When I left | The Passive Voice | A Lawyer's Thoughts on Authors, Self-Publishing and Traditional Publishing

I had a funny feeling as I saw the house disappear, as though I had written a poem and it was very good and I had lost it and would never remember it again.

Notes to our future selves

In other words, the true purpose of note-taking is transporting states of mind (not just information) through time. This is why pictures, sketches, and diagrams often work better than text. We don’t usually think of them as notes, but songs, smells, and tastes work even better. As HBR puts it: “A visual model becomes one of the most effective tools for minimizing alignment-attrition; a visualization formalizes an emergent idea and solidifies it at a moment in time.” Or as Craig Mod more eloquently says, “To return to a book is to return not just to the text but also to a past self. We are embedded in our libraries. To reread is to remember who we once were, which can be equal parts scary and intoxicating.”

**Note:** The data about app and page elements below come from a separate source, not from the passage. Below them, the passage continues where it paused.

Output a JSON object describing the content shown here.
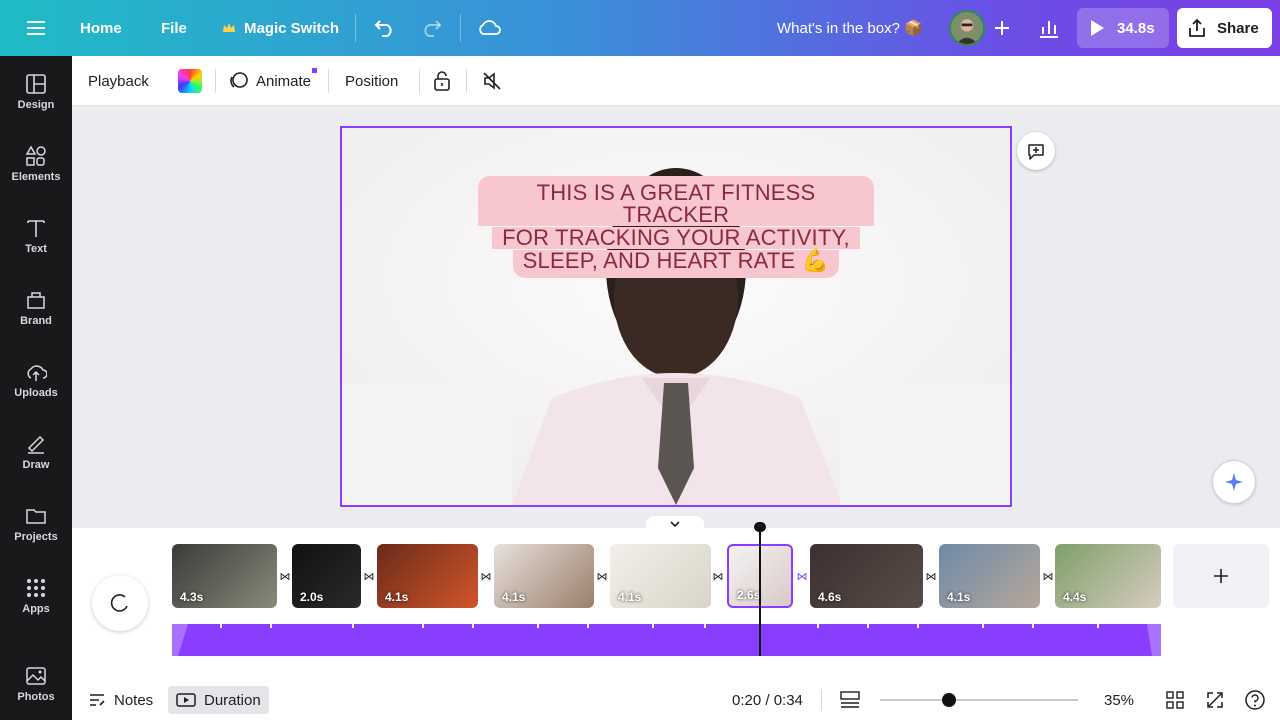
{
  "topbar": {
    "home": "Home",
    "file": "File",
    "magic_switch": "Magic Switch",
    "doc_title": "What's in the box? 📦",
    "play_duration": "34.8s",
    "share": "Share"
  },
  "sidebar": {
    "items": [
      {
        "label": "Design",
        "icon": "design-icon"
      },
      {
        "label": "Elements",
        "icon": "elements-icon"
      },
      {
        "label": "Text",
        "icon": "text-icon"
      },
      {
        "label": "Brand",
        "icon": "brand-icon"
      },
      {
        "label": "Uploads",
        "icon": "uploads-icon"
      },
      {
        "label": "Draw",
        "icon": "draw-icon"
      },
      {
        "label": "Projects",
        "icon": "projects-icon"
      },
      {
        "label": "Apps",
        "icon": "apps-icon"
      },
      {
        "label": "Photos",
        "icon": "photos-icon"
      }
    ]
  },
  "toolbar": {
    "playback": "Playback",
    "animate": "Animate",
    "position": "Position"
  },
  "canvas": {
    "caption_lines": [
      "THIS IS A GREAT FITNESS TRACKER",
      "FOR TRACKING YOUR ACTIVITY,",
      "SLEEP, AND HEART RATE 💪"
    ]
  },
  "timeline": {
    "clips": [
      {
        "duration": "4.3s",
        "colors": [
          "#3a3a3a",
          "#8a8a7a"
        ]
      },
      {
        "duration": "2.0s",
        "colors": [
          "#111111",
          "#2a2a2a"
        ]
      },
      {
        "duration": "4.1s",
        "colors": [
          "#6b2a1a",
          "#d2552a"
        ]
      },
      {
        "duration": "4.1s",
        "colors": [
          "#e8e0dc",
          "#9a7f6c"
        ]
      },
      {
        "duration": "4.1s",
        "colors": [
          "#f2f0ea",
          "#d8d4c8"
        ]
      },
      {
        "duration": "2.6s",
        "colors": [
          "#f5f3f3",
          "#d9c9c9"
        ]
      },
      {
        "duration": "4.6s",
        "colors": [
          "#3b3130",
          "#5a4b47"
        ]
      },
      {
        "duration": "4.1s",
        "colors": [
          "#6f8aa8",
          "#b5a79a"
        ]
      },
      {
        "duration": "4.4s",
        "colors": [
          "#7da06a",
          "#d8cbbf"
        ]
      }
    ]
  },
  "bottombar": {
    "notes": "Notes",
    "duration": "Duration",
    "time": "0:20 / 0:34",
    "zoom_percent": "35%",
    "zoom_level": 0.35
  }
}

Sleep, dopamine and memory

The study shows that increasing sleep, with either a sleep-promoting drug or by genetic stimulation of the neural sleep circuit, decreases signaling activity by dopamine, while at the same time enhancing memory retention. Conversely, increasing arousal stimulates dopamine signaling and accelerates forgetting. This signal activity isn’t constant but is tied directly to the animal’s arousal level. “Our findings add compelling evidence to support the model that sleep reduces the forgetting signal in the brain, thereby keeping memories intact,” Davis said. “As sleep progresses to deeper levels, dopamine neurons become less reactive to stimuli and this leads to more stable memories.

Neuroscientists identify brain circuit necessary for memory formation: New findings challenge standard model of memory consolidation -- ScienceDaily

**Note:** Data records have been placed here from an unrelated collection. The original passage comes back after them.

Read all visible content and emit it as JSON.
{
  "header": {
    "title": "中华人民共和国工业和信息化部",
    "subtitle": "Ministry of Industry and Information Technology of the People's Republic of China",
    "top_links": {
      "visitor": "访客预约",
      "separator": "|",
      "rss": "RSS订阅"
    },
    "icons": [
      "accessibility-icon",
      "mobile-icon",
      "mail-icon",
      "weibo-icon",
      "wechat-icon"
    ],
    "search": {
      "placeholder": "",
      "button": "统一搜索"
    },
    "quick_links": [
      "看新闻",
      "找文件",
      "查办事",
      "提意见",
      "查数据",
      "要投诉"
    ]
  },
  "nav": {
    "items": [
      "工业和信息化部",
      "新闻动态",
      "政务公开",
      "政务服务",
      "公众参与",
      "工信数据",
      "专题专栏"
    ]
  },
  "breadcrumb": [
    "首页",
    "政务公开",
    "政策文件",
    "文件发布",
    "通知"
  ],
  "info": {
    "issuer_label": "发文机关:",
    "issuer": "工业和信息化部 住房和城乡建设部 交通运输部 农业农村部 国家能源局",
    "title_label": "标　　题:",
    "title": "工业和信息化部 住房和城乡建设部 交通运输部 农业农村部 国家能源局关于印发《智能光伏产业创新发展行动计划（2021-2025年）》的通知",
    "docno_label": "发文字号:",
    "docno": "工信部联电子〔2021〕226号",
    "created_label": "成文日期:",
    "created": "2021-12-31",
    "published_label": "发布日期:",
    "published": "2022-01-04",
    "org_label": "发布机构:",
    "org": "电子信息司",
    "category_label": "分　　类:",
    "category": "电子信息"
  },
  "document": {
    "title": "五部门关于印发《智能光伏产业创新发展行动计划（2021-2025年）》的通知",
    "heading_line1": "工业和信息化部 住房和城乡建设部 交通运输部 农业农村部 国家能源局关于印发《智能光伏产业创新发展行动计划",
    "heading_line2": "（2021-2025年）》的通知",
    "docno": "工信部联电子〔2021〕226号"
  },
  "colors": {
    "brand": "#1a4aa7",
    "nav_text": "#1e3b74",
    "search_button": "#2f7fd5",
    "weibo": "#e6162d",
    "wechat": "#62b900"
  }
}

The researchers labeled memory cells in three parts of the brain: the hippocampus, the prefrontal cortex, and the basolateral amygdala, which stores memories' emotional associations. Just one day after the fear-conditioning event, the researchers found that memories of the event were being stored in engram cells in both the hippocampus and the prefrontal cortex. However, the engram cells in the prefrontal cortex were "silent" -- they could stimulate freezing behavior when artificially activated by light, but they did not fire during natural memory recall. "Already the prefrontal cortex contained the specific memory information," Kitamura says. "This is contrary to the standard theory of memory consolidation, which says that you gradually transfer the memories. The memory is already there." Over the next two weeks, the silent memory cells in the prefrontal cortex gradually matured, as reflected by changes in their anatomy and physiological activity, until the cells became necessary for the animals to naturally recall the event. By the end of the same period, the hippocampal engram cells became silent and were no longer needed for natural recall. However, traces of the memory remained: Reactivating those cells with light still prompted the animals to freeze. In the basolateral amygdala, once memories were formed, the engram cells remained unchanged throughout the course of the experiment. Those cells, which are necessary to evoke the emotions linked with particular memories, communicate with engram cells in both the hippocampus and the prefrontal cortex.